REQUIRED ACTION:
Each line with the word "Kapt" must appear in the answer, copied from the records.

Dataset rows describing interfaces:
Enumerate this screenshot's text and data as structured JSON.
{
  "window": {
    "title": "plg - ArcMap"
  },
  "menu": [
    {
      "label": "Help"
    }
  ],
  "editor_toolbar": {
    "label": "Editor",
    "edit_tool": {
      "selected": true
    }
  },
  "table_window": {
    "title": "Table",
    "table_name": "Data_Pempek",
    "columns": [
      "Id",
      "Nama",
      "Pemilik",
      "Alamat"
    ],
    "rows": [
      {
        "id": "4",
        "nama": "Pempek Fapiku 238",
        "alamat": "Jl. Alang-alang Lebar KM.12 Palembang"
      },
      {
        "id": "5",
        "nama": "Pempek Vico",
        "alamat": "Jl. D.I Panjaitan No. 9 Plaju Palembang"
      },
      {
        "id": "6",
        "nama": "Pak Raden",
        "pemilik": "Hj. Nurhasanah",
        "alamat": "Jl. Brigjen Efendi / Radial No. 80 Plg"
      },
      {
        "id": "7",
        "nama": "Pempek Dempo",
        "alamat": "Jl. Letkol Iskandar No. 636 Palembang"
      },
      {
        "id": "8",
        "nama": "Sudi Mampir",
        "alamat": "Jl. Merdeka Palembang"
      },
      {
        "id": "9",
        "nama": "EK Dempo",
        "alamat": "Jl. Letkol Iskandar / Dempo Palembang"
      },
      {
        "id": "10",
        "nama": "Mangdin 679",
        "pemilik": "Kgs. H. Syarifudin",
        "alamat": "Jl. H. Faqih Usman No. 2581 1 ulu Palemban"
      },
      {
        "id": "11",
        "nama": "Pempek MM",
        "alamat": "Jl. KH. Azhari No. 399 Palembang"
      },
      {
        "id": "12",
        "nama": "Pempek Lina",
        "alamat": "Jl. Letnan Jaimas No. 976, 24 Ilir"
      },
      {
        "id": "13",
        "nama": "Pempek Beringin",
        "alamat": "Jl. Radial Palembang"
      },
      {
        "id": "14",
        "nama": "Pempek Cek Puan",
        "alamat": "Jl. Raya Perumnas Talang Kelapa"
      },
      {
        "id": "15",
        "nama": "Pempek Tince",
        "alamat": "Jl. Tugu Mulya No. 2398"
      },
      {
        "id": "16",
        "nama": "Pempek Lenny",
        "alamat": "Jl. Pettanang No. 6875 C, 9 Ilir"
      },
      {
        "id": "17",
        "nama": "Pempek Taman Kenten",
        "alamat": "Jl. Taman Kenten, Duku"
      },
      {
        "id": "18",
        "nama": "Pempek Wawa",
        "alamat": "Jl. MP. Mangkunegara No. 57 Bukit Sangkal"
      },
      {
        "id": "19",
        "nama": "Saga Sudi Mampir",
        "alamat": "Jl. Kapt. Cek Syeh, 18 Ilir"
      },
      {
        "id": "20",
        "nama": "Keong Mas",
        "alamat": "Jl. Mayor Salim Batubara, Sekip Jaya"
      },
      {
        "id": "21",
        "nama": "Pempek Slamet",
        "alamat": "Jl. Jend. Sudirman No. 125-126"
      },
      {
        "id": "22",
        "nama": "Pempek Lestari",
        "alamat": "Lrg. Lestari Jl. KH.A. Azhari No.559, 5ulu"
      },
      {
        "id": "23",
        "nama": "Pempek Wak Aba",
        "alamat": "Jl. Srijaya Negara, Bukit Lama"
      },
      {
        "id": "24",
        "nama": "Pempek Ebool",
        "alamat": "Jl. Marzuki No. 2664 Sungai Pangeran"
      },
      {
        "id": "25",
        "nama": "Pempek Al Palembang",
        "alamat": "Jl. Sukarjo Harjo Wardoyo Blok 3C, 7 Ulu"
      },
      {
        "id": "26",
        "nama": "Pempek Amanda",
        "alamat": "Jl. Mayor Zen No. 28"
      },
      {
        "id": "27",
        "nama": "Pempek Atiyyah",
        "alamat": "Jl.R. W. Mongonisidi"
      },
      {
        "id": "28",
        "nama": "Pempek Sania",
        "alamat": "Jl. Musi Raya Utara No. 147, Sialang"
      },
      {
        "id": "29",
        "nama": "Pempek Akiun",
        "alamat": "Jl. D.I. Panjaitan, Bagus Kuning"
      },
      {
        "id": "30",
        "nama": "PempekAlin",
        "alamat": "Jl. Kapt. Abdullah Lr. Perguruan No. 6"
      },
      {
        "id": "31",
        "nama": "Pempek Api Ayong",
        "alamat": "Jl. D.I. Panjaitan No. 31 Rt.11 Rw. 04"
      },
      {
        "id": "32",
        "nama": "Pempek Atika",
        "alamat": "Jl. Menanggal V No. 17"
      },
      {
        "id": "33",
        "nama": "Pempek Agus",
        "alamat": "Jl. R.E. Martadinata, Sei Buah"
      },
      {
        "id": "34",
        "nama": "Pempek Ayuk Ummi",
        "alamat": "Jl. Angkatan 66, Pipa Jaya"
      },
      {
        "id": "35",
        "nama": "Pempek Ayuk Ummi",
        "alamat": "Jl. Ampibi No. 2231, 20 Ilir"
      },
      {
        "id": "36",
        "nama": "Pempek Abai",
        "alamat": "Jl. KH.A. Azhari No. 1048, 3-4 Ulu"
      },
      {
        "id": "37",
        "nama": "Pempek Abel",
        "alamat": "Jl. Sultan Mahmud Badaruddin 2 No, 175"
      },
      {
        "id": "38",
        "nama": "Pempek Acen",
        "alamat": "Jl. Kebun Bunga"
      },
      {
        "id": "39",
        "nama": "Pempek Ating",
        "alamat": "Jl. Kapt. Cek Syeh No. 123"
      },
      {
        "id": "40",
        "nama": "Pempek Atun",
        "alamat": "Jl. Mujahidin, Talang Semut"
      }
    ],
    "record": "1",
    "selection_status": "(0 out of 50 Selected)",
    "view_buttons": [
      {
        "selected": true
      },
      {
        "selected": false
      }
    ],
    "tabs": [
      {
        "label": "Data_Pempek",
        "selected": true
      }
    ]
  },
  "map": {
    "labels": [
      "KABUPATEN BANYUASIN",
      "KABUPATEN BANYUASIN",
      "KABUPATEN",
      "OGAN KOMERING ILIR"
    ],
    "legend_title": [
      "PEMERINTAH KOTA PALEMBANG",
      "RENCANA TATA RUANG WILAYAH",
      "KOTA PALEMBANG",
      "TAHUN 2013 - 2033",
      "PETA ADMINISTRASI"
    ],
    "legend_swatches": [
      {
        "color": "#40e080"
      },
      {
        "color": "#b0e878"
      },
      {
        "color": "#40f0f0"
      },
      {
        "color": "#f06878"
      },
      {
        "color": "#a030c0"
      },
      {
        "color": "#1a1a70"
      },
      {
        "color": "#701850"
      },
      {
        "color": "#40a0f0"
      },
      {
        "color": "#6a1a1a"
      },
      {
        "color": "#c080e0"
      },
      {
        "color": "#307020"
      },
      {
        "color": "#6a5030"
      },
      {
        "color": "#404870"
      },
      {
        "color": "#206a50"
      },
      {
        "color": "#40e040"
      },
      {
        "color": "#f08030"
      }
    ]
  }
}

SOLVED PROBLEM:
        "alamat": "Jl. Kapt. Cek Syeh, 18 Ilir"
        "alamat": "Jl. Kapt. Abdullah Lr. Perguruan No. 6"
        "alamat": "Jl. Kapt. Cek Syeh No. 123"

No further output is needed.